How Android Can Top Apple’s Accessories
This isn’t any sort of new landmark, these capabilities are already there with iPhone. However, Apple has complicated hardware innovation with the MFi, or Made for iPhone licensing program, which requires a hardware device to meet performance standards. This hurdle has kept companies from openly innovating on iOS peripherals and opens a major gap for Android to fill. Today the Android ADK is completely open with no NDAs, fees or approval processes to create a hardware device or the software to go with it.
The ADK consists of a hardware and software component. The hardware is based on the well-known Arduino design, and is currently available from several manufacturers. The board is a USB micro-controller, with inputs and outputs are managed by an ADK Shield that attaches to the micro-controller. The software consists of a library based on the Arduino USB Host Shield, the firmware for the micro-controller, the Android Accessory Protocol library, and several third-party libraries that can, among other functions, drive sensors and servos, and the Android application that connects with the accessory.
What’s Being Created With ADK
Thus far there haven’t been any major breakthroughs in the use of the ADK, no one is quite telling the spin cycle to start or the broiler to turn on via their HTC EVO, but some exciting concepts have been born. At the ADK’s release, Google showed an Android game that would plug into an exercise bike and let the rider control his avatar via his peddling speed as well as the Android@Home system that could allow your phone to turn of lights and air conditioners.
In the same way Kinect hackers have been tearing the software apart, finding ways to help the blind and map streets**,** Android developers are only beginning to tinker with the ADK and find new applications. Some of the potential we see in the ADK includes:
- Home Automation: The device is the hub that controls environment (air-conditioning), lighting, entertainment and security systems.
- Medical Monitoring: The device connects to sensors in a garment to collect data around the clock without the patient needing to be in a facility. The device can then encrypt and transmit the data to the physician, or alert them in the case of data indicating a harmful situation developing.
- Personal Robotics: The device communicates with and controls a robot via an app on the device.
- Musical Performance: The device acts as a signal-processor, operating like a multi-effects ‘stomp-box’ to enhance a musicians performance.

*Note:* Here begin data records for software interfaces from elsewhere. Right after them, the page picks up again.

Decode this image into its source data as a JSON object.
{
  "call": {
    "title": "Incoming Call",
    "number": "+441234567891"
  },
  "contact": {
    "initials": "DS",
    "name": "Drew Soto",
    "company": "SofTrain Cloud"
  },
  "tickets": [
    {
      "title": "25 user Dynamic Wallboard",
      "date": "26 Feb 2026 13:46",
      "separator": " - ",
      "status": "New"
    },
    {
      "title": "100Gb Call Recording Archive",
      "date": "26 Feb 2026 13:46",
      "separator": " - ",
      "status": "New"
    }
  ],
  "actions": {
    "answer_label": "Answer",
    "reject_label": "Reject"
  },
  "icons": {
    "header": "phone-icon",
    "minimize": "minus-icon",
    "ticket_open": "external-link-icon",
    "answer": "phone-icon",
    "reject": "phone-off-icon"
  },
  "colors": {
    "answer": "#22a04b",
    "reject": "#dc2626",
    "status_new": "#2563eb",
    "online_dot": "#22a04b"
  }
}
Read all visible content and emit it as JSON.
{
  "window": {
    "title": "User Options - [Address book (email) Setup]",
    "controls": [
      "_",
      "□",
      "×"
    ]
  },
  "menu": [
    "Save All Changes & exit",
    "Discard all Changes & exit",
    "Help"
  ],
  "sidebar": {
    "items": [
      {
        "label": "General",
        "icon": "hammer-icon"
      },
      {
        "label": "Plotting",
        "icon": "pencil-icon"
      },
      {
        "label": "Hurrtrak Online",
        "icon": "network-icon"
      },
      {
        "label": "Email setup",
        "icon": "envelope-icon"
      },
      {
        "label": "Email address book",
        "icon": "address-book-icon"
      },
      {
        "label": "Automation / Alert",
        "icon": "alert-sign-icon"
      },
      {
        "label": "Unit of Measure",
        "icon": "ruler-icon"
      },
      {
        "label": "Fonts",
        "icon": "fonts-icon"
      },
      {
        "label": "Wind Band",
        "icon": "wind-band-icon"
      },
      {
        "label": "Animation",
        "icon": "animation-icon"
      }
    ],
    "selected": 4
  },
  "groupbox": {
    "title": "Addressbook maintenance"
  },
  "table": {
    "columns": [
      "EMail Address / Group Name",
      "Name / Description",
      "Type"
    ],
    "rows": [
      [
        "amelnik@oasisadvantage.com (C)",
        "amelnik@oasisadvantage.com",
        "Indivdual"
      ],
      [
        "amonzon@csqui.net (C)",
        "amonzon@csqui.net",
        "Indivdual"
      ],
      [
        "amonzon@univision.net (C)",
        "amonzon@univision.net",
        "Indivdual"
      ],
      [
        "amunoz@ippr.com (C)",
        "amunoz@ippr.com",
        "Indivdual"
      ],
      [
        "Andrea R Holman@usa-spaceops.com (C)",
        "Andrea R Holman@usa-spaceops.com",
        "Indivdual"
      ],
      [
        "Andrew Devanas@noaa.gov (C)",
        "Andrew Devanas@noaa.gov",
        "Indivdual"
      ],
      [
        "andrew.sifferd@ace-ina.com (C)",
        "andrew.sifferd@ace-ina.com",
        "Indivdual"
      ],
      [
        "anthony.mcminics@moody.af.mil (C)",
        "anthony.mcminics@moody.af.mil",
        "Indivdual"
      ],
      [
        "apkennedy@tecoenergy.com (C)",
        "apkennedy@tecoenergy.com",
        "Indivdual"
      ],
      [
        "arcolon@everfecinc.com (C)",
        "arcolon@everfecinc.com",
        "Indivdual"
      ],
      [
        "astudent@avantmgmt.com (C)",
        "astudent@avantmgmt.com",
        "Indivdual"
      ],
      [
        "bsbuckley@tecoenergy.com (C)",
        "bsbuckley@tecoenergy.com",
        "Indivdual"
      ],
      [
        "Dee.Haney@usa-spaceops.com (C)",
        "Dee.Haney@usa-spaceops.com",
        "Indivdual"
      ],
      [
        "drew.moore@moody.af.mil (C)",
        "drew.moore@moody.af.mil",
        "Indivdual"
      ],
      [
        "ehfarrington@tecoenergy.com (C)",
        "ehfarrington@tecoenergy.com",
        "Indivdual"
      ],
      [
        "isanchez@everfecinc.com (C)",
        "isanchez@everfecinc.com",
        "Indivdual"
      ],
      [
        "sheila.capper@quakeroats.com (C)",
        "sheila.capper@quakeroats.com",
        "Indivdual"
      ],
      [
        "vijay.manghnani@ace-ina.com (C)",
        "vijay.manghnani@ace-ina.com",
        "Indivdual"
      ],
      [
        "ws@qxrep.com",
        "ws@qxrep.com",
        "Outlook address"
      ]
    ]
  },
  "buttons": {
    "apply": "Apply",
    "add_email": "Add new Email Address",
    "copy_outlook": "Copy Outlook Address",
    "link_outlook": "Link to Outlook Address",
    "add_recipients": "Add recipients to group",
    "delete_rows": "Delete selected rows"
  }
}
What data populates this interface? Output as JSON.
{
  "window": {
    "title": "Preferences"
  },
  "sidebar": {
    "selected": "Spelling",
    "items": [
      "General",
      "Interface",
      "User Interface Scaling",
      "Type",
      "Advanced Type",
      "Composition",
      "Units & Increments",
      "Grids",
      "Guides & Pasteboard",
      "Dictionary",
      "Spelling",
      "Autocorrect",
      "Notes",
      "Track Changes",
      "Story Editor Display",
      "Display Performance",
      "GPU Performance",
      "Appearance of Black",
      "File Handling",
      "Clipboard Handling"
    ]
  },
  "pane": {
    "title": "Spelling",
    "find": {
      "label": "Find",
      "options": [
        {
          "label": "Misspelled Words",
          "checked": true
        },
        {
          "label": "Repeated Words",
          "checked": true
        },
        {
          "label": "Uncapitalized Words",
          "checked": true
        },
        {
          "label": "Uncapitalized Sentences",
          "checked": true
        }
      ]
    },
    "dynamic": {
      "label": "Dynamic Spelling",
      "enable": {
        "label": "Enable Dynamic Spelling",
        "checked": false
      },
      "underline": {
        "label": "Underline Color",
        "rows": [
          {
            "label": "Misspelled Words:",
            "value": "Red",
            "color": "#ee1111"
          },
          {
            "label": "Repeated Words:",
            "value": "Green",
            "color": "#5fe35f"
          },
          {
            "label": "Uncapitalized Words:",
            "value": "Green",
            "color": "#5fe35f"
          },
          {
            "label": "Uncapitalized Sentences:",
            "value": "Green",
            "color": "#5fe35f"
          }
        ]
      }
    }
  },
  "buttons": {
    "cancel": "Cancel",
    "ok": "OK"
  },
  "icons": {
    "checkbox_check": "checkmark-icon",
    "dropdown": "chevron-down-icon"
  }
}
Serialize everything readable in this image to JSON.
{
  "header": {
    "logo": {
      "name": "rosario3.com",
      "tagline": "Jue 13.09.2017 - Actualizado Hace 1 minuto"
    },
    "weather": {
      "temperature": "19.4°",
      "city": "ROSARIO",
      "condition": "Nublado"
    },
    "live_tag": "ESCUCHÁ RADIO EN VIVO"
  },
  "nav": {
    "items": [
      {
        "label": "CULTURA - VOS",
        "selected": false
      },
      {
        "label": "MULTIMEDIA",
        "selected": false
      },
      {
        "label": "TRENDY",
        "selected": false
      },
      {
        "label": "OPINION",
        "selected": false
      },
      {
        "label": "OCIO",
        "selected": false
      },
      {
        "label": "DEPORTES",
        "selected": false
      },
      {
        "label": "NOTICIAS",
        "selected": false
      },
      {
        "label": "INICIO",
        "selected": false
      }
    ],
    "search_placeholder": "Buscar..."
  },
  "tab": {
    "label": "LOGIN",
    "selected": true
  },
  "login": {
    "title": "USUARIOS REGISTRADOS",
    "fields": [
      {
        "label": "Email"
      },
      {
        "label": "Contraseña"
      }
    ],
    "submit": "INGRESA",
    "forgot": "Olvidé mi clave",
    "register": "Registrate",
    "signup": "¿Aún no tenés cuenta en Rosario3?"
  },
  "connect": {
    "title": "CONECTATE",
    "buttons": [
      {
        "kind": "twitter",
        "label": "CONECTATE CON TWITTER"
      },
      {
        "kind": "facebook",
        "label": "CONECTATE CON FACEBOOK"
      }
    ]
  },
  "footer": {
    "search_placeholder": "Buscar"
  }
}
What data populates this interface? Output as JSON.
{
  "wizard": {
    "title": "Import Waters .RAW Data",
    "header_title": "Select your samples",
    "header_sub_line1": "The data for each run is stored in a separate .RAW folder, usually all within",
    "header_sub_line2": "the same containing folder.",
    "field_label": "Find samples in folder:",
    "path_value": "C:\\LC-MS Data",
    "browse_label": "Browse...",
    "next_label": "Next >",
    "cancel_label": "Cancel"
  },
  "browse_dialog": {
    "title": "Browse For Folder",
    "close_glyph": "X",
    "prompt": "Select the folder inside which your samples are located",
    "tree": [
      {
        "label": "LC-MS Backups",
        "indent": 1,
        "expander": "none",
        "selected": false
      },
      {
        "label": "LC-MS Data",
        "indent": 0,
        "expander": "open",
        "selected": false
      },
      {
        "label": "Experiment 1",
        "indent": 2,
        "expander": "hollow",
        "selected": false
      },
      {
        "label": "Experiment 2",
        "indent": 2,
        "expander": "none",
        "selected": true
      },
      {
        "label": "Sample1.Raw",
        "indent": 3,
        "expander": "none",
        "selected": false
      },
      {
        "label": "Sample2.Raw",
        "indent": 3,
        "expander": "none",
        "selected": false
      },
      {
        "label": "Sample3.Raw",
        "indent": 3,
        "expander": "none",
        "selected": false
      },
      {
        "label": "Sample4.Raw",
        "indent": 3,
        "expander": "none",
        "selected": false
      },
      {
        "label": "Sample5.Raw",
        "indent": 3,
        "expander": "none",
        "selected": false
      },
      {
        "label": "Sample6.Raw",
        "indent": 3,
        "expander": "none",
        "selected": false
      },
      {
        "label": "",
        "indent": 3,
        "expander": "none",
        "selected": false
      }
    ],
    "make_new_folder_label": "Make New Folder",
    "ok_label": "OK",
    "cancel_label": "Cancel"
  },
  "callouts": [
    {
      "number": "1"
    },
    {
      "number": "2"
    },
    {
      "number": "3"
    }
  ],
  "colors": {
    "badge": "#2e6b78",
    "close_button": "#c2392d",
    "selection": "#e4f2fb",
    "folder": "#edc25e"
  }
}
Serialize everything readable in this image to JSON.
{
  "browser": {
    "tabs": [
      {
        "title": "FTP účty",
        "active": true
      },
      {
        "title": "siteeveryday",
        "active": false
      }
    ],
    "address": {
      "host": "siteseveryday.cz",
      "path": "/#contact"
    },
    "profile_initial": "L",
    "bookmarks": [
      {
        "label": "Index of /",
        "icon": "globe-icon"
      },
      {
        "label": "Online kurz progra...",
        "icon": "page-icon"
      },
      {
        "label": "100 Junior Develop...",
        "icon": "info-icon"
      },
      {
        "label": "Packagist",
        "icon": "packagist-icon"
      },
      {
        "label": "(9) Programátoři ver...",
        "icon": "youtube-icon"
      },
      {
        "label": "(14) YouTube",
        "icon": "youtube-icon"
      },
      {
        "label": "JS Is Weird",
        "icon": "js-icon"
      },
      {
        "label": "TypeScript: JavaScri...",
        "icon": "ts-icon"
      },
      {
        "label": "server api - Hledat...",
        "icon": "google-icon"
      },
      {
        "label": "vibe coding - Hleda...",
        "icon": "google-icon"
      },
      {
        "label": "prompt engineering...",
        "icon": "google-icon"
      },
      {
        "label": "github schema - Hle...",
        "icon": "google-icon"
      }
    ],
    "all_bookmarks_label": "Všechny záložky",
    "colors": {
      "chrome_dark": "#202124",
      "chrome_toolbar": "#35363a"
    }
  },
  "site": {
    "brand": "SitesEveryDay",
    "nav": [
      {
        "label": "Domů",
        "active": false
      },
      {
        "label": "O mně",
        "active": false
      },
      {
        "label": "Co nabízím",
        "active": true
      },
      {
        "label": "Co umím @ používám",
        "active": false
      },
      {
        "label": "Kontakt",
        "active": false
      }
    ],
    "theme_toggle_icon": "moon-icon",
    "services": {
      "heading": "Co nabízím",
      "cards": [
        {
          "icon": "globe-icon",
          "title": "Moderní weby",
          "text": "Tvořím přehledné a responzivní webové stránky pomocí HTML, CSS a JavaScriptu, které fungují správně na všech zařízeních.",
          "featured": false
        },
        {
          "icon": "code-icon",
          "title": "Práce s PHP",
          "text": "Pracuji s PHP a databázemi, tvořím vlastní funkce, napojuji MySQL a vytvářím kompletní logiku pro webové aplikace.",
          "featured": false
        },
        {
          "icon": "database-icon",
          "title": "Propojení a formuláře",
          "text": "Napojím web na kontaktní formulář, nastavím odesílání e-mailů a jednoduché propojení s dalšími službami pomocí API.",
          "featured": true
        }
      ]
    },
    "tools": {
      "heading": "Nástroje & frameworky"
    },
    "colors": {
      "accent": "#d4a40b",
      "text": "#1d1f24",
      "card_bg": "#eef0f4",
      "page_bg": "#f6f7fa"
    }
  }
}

- Remote Data Collection: a ruggedized device can be placed in a hostile environment to manage the collection of data – monitoring a volcano, or a waste-facility.
- Augmented Apparel: The device connects to a shirt or jacket that has an e-ink or other flexible panel attached. The device drives the display, allowing one to wear one’s Facebook status or Twitter feed (for just two obvious examples) almost on one’s sleeve.
Over the next few weeks we’ll begin working with the ADK in the Mutual Mobile R&D department looking at ways it could help medical companies gather data from Android-carrying patients, or allow a car manufacturer to have drivers turning on the ignition or the radio from their smartphones.
Look for followup posts as we learn more about the limitations and possibilities the ADK presents.